    • “At a time when the the industry is trying to create jobs for the future, this poorly written law is putting jobs at risk,” he said.

    Atlassian’s Scott Farquhar is calling on the federal government to keep its promise and revisit

  • The founder of Jim's Mowing slams Australian government: 'Franchisees get incredibly stuffed'

    Jim’s Mowing founder David “Jim” Penman has described a set of new franchising recommendations that were submitted to the Australian government as “feeble,” adding that he believes franchisees currently get “incredibly stuffed” by franchisors.

    Recommendations from the parliamentary inquiry into the $170 billion franchising sector don’t go far enough, according to Penman, who founded his gardening franchise in the 1980s.

  • Capital Economics is pretty bearish on Australia, including its currency

    Capital Economics is bearish on Australia, forecasting sluggish economic growth, higher unemployment, soft inflation, declining home prices and a reversal of recent commodity price strength will force the Reserve Bank of Australia (RBA) to cut official interest rates to 0.75% by the middle of next year.

    Given that not so rosy outlook, it also sees the Aussie dollar falling further this year, even if the US Federal Reserve decides to cut interest rates as well.

  • The Australian dollar climbs as recession fears ease

    The Australian dollar reversed earlier losses on Monday, finding support from reduced financial market volatility, modest gains in some commodity markets and another large drop in US bond yields.

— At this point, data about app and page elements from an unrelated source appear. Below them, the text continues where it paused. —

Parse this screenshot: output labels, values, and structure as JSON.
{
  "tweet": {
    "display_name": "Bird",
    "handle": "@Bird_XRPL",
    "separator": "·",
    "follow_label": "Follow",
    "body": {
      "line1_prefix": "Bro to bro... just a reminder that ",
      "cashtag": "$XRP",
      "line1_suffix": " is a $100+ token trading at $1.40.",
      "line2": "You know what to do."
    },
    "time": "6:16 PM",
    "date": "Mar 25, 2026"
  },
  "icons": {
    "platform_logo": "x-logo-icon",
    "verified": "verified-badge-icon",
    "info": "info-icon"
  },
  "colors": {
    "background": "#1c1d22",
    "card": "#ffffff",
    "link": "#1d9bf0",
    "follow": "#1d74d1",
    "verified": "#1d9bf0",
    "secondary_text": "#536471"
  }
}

    Here’s the scoreboard at 8am in Sydney on Tuesday.

  • Airwallex, Australia's latest unicorn has arrived — and shows no signs of slowing down

    In another exciting boost for the Aussie startup scene, local fintech Airwallex has become Australia’s latest unicorn after completing a $US100 million ($A141 million) capital raise.

    The Series-C round takes Airwallex’s valuation to a cool $USD1 billion and into the realm of what is known as “unicorn” status. It follows a massive Series-B round of $US80 million in 2018, which was Australia’s second largest in history.

  • Australians remain downbeat despite lower unemployment

    News that Australia’s unemployment rate fell below 5% in February failed to boost confidence levels last week, a worrying outcome that will add to concerns that the spending slowdown seen in the second half of last year may continue for some time yet.

    The ANZ-Roy Morgan Consumer Confidence Index dipped 0.1% to 111.8 last week, leaving overall confidence levels well below the series long-run average.

  • $7.5 Million To Beef Up Sa’s Red Meat Industry

    The State Government will inject $7.5 million into South Australia’s red meat sector in a bid to grow productivity in the industry and further strengthen biosecurity.


    This new State Government investment from the Economic and Business Growth Fund will focus on technology adoption, vital infrastructure for growth and measures to enhance biosecurity in the red meat industry.

    Minister for Primary Industries and Regional Development Tim Whetstone said the funding boost will aim to boost on-farm productivity to increase the number of sheep and cattle that are raised and processed in South Australia.